‘Definitely not a fad:’ STEM education connects with Maryville students
By Matthew Stewart | The Daily Times
Maryville’s teachers are working overtime to create the next generation of college- and career-ready students.
“When we talk about STEM, we’re not just talking about science, technology, engineering and mathematics,” said Assistant Director of Schools Mike Winstead. “We’re talking about critical thinking and reasoning, which are key 21st century skills. We want to teach those skills, and we also want to change student habits.”
The school district employs one full-time STEM teacher at each elementary school and intermediate school, Winstead said. Jill McElroy serves Maryville Junior High School and Maryville High School.
Kindergartners through fourth-graders attend STEM class on a revolving basis, he said. Older students take the class as an elective.
Coulter Grove Intermediate School has enrolled 130 fifth-graders, 152 sixth-graders and 151 seventh-graders, Winstead said. Montgomery Ridge Intermediate School has enrolled 140 fifth-graders, 171 sixth-graders and 184 seventh-graders. School totals, which represent the number of students enrolled in classes for both semesters, don’t reflect the number of unique students.

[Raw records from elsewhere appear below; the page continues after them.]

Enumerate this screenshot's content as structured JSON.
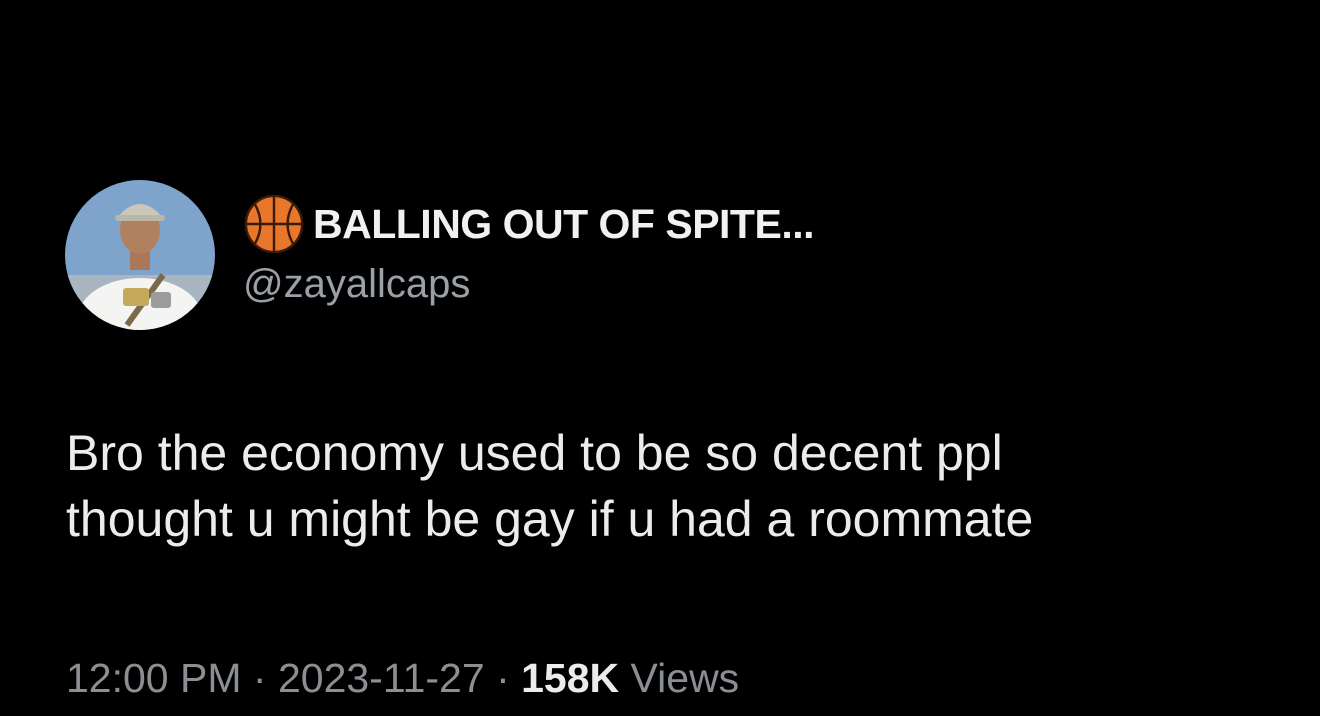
{
  "tweet": {
    "display_name": "BALLING OUT OF SPITE...",
    "handle": "@zayallcaps",
    "text_lines": [
      "Bro the economy used to be so decent ppl",
      "thought u might be gay if u had a roommate"
    ],
    "time": "12:00 PM",
    "separator": "·",
    "date": "2023-11-27",
    "views_count": "158K",
    "views_label": "Views"
  },
  "icons": {
    "name_emoji": "basketball-icon",
    "avatar": "profile-photo"
  },
  "colors": {
    "background": "#000000",
    "primary_text": "#ececec",
    "secondary_text": "#8b8f94",
    "basketball": "#e8762b"
  }
}
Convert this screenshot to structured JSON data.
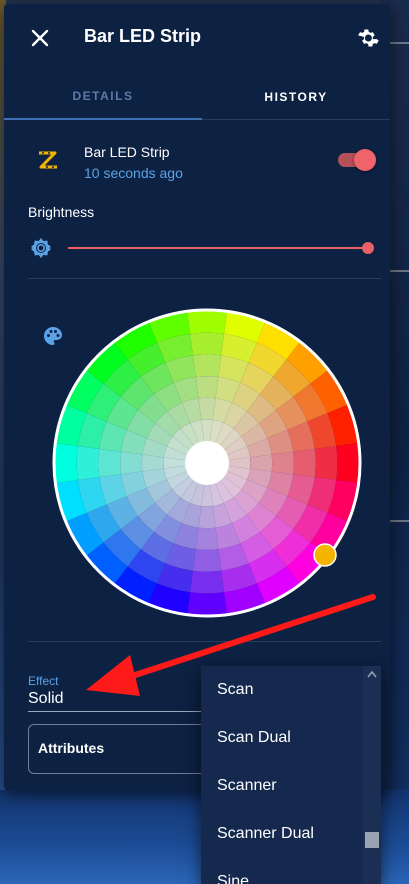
{
  "dialog": {
    "title": "Bar LED Strip",
    "tabs": [
      {
        "label": "DETAILS",
        "active": false
      },
      {
        "label": "HISTORY",
        "active": true
      }
    ]
  },
  "entity": {
    "name": "Bar LED Strip",
    "last_changed": "10 seconds ago",
    "state_on": true,
    "icon": "led-strip-icon"
  },
  "brightness": {
    "label": "Brightness",
    "value_percent": 100
  },
  "effect": {
    "label": "Effect",
    "value": "Solid",
    "options_visible": [
      "Scan",
      "Scan Dual",
      "Scanner",
      "Scanner Dual",
      "Sine"
    ]
  },
  "attributes": {
    "label": "Attributes"
  },
  "colors": {
    "dialog_bg": "#0d2143",
    "accent_red": "#e86068",
    "link_blue": "#5ba3e6",
    "selected_color": "#f5b400"
  },
  "icons": {
    "close": "close-icon",
    "settings": "gear-icon",
    "brightness": "brightness-icon",
    "palette": "palette-icon"
  }
}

Maryville Junior High School has enrolled 82 eighth-graders and 85 ninth-graders, he said. Class enrollment is more than 20 percent of each grade level’s population.

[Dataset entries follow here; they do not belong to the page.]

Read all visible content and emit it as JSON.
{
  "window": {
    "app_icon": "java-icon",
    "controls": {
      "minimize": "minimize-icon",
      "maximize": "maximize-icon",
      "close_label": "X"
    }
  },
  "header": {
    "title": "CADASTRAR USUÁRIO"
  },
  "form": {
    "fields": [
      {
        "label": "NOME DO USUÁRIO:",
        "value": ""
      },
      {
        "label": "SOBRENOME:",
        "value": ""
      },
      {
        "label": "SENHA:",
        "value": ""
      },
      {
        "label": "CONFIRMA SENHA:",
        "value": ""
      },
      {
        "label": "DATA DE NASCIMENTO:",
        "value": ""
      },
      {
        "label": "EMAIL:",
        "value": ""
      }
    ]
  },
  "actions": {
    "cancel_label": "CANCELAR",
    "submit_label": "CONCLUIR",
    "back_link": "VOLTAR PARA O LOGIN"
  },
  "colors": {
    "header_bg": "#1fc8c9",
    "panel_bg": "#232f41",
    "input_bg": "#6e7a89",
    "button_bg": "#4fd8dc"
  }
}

Maryville High School is offering two class sections, which serve 39 students, Winstead said. Administrators plan to roll out one additional course per year until the school has a full STEM program.

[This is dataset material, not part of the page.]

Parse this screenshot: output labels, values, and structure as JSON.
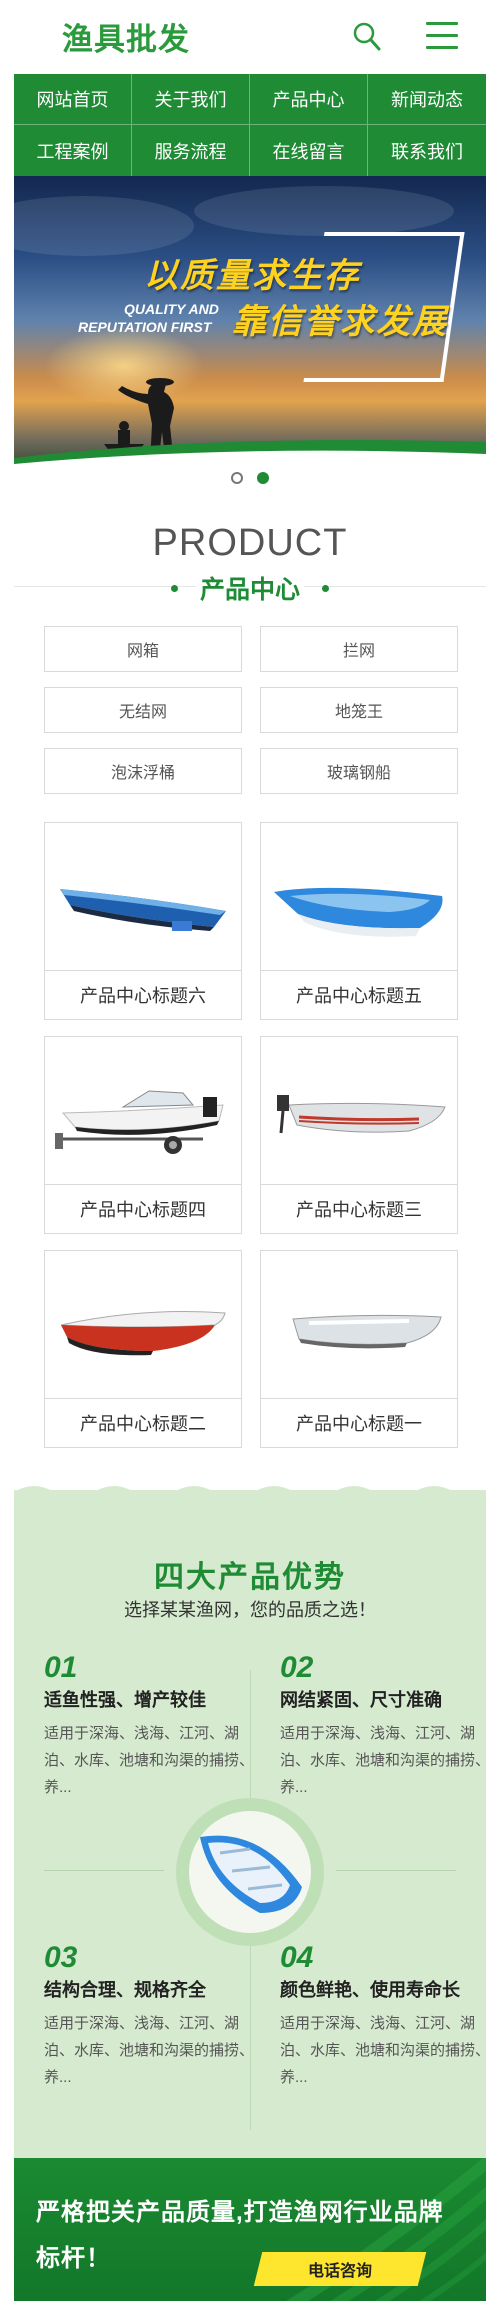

In addition to overall student enrollment, school officials are pleased with the program’s gender distribution.
Female students constitute about 30 percent of each intermediate school’s program, Winstead said. Females constitute about 19.5 percent of Maryville Junior High School’s eighth grade classes and 10.6 percent of ninth grade classes.
‘Definitely not a fad’
The district’s STEM teachers are reporting promising initial results in their classrooms.
“The kids have really taken to it,” said Montgomery Ridge Intermediate School teacher Jeremy Russell. “Some students who struggle in other areas are doing the best, because it presents the material in different ways and allows them to be more hands-on. I’ve been very pleased with their efforts.”
Students have worked with design and drafting software and completed various projects, he said. They have designed, constructed and raced model cars, worked with robotics and designed roller coasters.
Russell tries to limit the amount of downtime. “I dive in and do it. I try to minimize the amount of time that kids are sitting there. If I show them a PowerPoint presentation, I don’t spend a lot of time on it. I want them to be able to design and do.”
The teacher also tries to create a classroom environment that simulates real workplaces. Students can work with whomever they want and sit wherever they want in the classroom.
“I present them with a problem, and the solution is entirely up to them,” he said. “They constantly blow me away and surprise me with their solutions. Half of the class makes something similar. They look similar and function similar to each other. It’s usually a result of the kids being impressed with something that someone else is doing and deciding to pursue a similar process. However, I always have at least one project that’s completely outside what everybody else did.”
Russell thinks the program’s future is bright. “The program is first-rate, definitely not a fad. It will continue to grow and develop.”
‘Kids love it’
“The kids love it,” said Foothills Elementary School teacher Bartley McMurray. “Kids can’t wait to get into STEM class. They’re dying to get in here.”
Students have built water balloon launchers, made hot air balloons, blown up plastic sandwich bags and constructed towers out of plastic cups for a certain famous movie monster to climb, he said. “While the activities reinforce classroom lessons, they don’t understand that it’s the whole purpose. They just enjoy this fun learning process.”
McMurray tries to create a classroom environment that stresses real-world skills. “For this age group, teamwork is a very important skill. From here to the intermediate schools, junior high school and high school, it’s going to require some form of group work. We remind them and talk about it on a fairly frequent basis. They’re starting to accomplish it, and we’re seeing a lot of growth.”
Students are also taking pride and ownership in their STEM education, he said. “I’m seeing a whole new excitement in their learning. They’re learning things and taking it home to their parents. It’s brought such an excitement and joy to their lives.”